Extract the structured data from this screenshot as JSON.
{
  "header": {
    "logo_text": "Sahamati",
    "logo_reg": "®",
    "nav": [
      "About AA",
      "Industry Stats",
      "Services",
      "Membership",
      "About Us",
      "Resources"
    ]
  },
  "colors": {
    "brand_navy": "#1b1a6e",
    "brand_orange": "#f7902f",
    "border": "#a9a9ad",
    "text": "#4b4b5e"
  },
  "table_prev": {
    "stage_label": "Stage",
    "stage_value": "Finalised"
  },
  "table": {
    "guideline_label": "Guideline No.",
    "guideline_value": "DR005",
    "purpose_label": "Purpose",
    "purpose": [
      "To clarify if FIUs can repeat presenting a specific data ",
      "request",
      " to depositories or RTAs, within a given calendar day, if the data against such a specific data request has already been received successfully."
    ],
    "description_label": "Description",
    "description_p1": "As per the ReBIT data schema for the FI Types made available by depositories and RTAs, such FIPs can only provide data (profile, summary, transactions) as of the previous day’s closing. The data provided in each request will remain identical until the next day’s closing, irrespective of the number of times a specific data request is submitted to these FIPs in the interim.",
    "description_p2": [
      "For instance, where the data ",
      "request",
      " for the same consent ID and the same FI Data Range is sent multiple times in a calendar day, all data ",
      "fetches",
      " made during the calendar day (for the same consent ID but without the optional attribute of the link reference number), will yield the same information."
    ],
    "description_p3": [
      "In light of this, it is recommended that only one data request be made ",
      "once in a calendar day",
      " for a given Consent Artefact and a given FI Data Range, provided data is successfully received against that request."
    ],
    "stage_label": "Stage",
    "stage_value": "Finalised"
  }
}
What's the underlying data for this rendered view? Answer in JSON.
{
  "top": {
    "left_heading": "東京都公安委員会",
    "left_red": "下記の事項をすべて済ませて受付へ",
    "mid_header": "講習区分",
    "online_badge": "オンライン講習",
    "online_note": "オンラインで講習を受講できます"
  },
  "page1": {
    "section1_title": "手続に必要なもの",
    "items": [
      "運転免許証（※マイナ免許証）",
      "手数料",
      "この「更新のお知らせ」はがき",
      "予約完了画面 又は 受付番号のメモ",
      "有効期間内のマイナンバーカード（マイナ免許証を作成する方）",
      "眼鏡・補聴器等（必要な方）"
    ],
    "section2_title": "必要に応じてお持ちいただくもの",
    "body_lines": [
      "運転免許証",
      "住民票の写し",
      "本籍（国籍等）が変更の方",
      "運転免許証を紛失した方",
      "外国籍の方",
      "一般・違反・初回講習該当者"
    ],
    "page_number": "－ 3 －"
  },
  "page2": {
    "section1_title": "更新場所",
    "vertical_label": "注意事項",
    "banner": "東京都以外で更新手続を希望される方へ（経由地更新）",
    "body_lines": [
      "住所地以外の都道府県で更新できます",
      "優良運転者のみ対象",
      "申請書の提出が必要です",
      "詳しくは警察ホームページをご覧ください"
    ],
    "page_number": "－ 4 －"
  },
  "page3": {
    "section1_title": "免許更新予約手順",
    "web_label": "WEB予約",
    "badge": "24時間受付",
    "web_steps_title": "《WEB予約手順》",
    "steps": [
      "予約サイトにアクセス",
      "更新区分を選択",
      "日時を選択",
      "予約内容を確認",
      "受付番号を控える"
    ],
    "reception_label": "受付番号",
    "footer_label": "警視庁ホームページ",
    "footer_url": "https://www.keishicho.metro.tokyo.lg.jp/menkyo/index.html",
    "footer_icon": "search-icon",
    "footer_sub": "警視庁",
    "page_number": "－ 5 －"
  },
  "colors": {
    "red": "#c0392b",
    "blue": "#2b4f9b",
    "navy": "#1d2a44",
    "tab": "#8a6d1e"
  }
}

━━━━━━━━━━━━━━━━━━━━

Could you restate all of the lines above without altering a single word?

Extract the structured data from this screenshot as JSON.
{
  "header": {
    "logo_text": "Sahamati",
    "logo_reg": "®",
    "nav": [
      "About AA",
      "Industry Stats",
      "Services",
      "Membership",
      "About Us",
      "Resources"
    ]
  },
  "colors": {
    "brand_navy": "#1b1a6e",
    "brand_orange": "#f7902f",
    "border": "#a9a9ad",
    "text": "#4b4b5e"
  },
  "table_prev": {
    "stage_label": "Stage",
    "stage_value": "Finalised"
  },
  "table": {
    "guideline_label": "Guideline No.",
    "guideline_value": "DR005",
    "purpose_label": "Purpose",
    "purpose": [
      "To clarify if FIUs can repeat presenting a specific data ",
      "request",
      " to depositories or RTAs, within a given calendar day, if the data against such a specific data request has already been received successfully."
    ],
    "description_label": "Description",
    "description_p1": "As per the ReBIT data schema for the FI Types made available by depositories and RTAs, such FIPs can only provide data (profile, summary, transactions) as of the previous day’s closing. The data provided in each request will remain identical until the next day’s closing, irrespective of the number of times a specific data request is submitted to these FIPs in the interim.",
    "description_p2": [
      "For instance, where the data ",
      "request",
      " for the same consent ID and the same FI Data Range is sent multiple times in a calendar day, all data ",
      "fetches",
      " made during the calendar day (for the same consent ID but without the optional attribute of the link reference number), will yield the same information."
    ],
    "description_p3": [
      "In light of this, it is recommended that only one data request be made ",
      "once in a calendar day",
      " for a given Consent Artefact and a given FI Data Range, provided data is successfully received against that request."
    ],
    "stage_label": "Stage",
    "stage_value": "Finalised"
  }
}
What's the underlying data for this rendered view? Answer in JSON.
{
  "top": {
    "left_heading": "東京都公安委員会",
    "left_red": "下記の事項をすべて済ませて受付へ",
    "mid_header": "講習区分",
    "online_badge": "オンライン講習",
    "online_note": "オンラインで講習を受講できます"
  },
  "page1": {
    "section1_title": "手続に必要なもの",
    "items": [
      "運転免許証（※マイナ免許証）",
      "手数料",
      "この「更新のお知らせ」はがき",
      "予約完了画面 又は 受付番号のメモ",
      "有効期間内のマイナンバーカード（マイナ免許証を作成する方）",
      "眼鏡・補聴器等（必要な方）"
    ],
    "section2_title": "必要に応じてお持ちいただくもの",
    "body_lines": [
      "運転免許証",
      "住民票の写し",
      "本籍（国籍等）が変更の方",
      "運転免許証を紛失した方",
      "外国籍の方",
      "一般・違反・初回講習該当者"
    ],
    "page_number": "－ 3 －"
  },
  "page2": {
    "section1_title": "更新場所",
    "vertical_label": "注意事項",
    "banner": "東京都以外で更新手続を希望される方へ（経由地更新）",
    "body_lines": [
      "住所地以外の都道府県で更新できます",
      "優良運転者のみ対象",
      "申請書の提出が必要です",
      "詳しくは警察ホームページをご覧ください"
    ],
    "page_number": "－ 4 －"
  },
  "page3": {
    "section1_title": "免許更新予約手順",
    "web_label": "WEB予約",
    "badge": "24時間受付",
    "web_steps_title": "《WEB予約手順》",
    "steps": [
      "予約サイトにアクセス",
      "更新区分を選択",
      "日時を選択",
      "予約内容を確認",
      "受付番号を控える"
    ],
    "reception_label": "受付番号",
    "footer_label": "警視庁ホームページ",
    "footer_url": "https://www.keishicho.metro.tokyo.lg.jp/menkyo/index.html",
    "footer_icon": "search-icon",
    "footer_sub": "警視庁",
    "page_number": "－ 5 －"
  },
  "colors": {
    "red": "#c0392b",
    "blue": "#2b4f9b",
    "navy": "#1d2a44",
    "tab": "#8a6d1e"
  }
}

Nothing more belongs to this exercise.